Cheesewright is a retail veteran with 18 years at Wal-Mart Stores. He said he’s more optimistic about Walmart International than he’s been in the past four to five years. Part of that is because the largest markets of Mexico and Canada are doing well with continued growth in China and much improved business in the United Kingdom after seven dismal quarters of negative same-store sales. For the first half of this year net sales rose 3.2% across the combined international footprint. Cheesewright said the United Kingdom posted same-store sales growth of 1.5%, up from 7% losses a year ago.
“We are also finally taking back some lost share in this (UK) market,” he added.
He said comp sales represent 50% of the growth internationally which is also a strong overall metric.
“Our strategy remains consistent and our role is accretive for growth, talent and innovation with leading returns,” Cheesewright told analysts at the investor meeting in Bentonville on Tuesday (Oct. 10).
WINNING IN CHINA
He said China and India represent only about 10% of Walmart International sales but they are where the biggest future growth potential.
He said the strategy to win in China involved pairing up with JD.com to get meaningful marketshare, and results of the partnership are positive. He said the flagship stores opened by JD.com are giving Chinese consumers the opportunity to buy U.S. items and diapers from Japan which are a hot commodity among the Chinese population. He said ASDA, the grocery chain in the UK also has a flagship store selling goods to consumers in China.
Cheesewright said in China Walmart is also looking at some different formats, such as slightly smaller supercenters on a single floor as well as dark stores which are buildings in lower rent areas and serve as fulfillment centers with about 1,000 items.
Another area Cheesewright sees opportunity in China is with private label. He said the Great Value brand does well with Chinese consumers and is one area where the retailer is under-leveraged. He also said Walmart is rebalancing the business in China into the southernmost part of the country where growth is more active.
LOW-COST, TALENT POOL
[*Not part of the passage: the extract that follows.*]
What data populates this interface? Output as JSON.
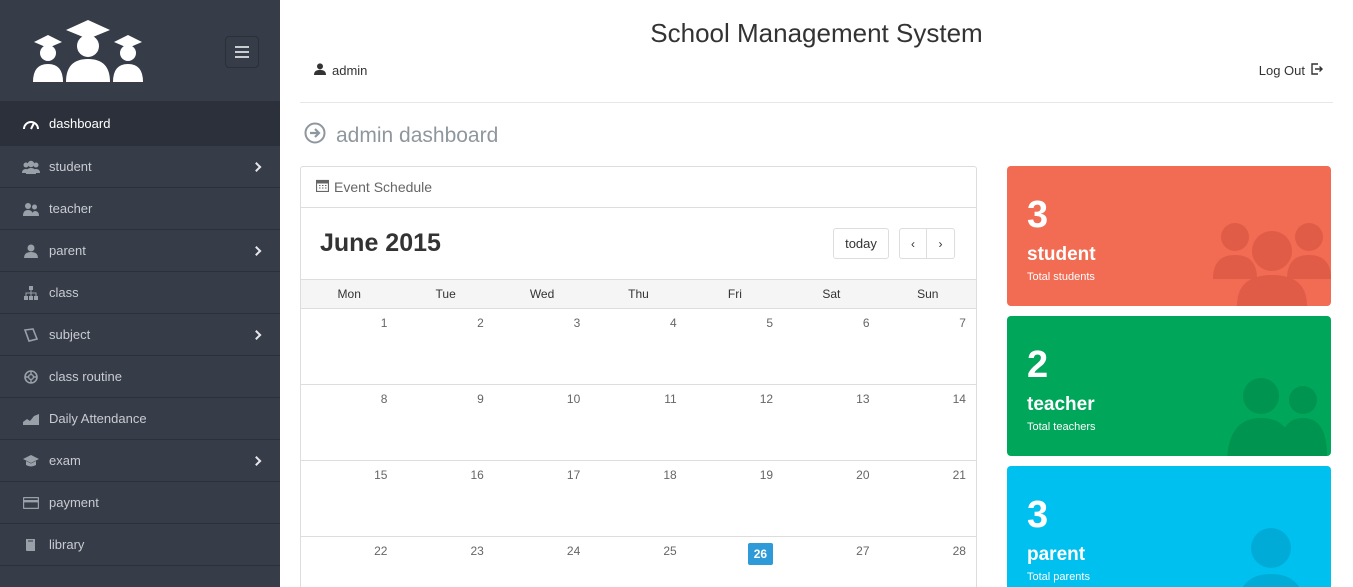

Being true to Wal-Mart Stores’ low-cost mantra, Cheesewright said the international division must also be the lowest cost operator and “driving savings to fund growth.” He said the retailer uses cost analytics to get to the best purchase price from suppliers. And it’s using a global sourcing center which also serves the U.S. division as well as Sam’s Club. He said by moving further up the supply chain this office is helping the retailer contain costs.
“We are buying together items like tuna and olive oil and finding high quality and yet keeping costs down because of the our shared purchasing power,” Cheesewright said.
Cheesewright said aside from running a lean and profitable business, the international division must also help develop a world-class talent pool that can serve the entire company. He said management in the international division speak more than 20 languages and have diverse insight in the world of retail.
Walmart U.S. has tapped the international talent pool time and time again with CEO Greg Foran coming from the company’s operation in China, and COO Judith McKenna and central operations chief Mark Ibbotson each coming from the ASDA grocery business in U.K.
“I feel really good about the international business as sales growth is outpacing expense growth, profits are growing faster than sales, sales are greater than inventory growth and payables growth is also outpacing inventory growth. There is good momentum in the business,” Cheesewright said.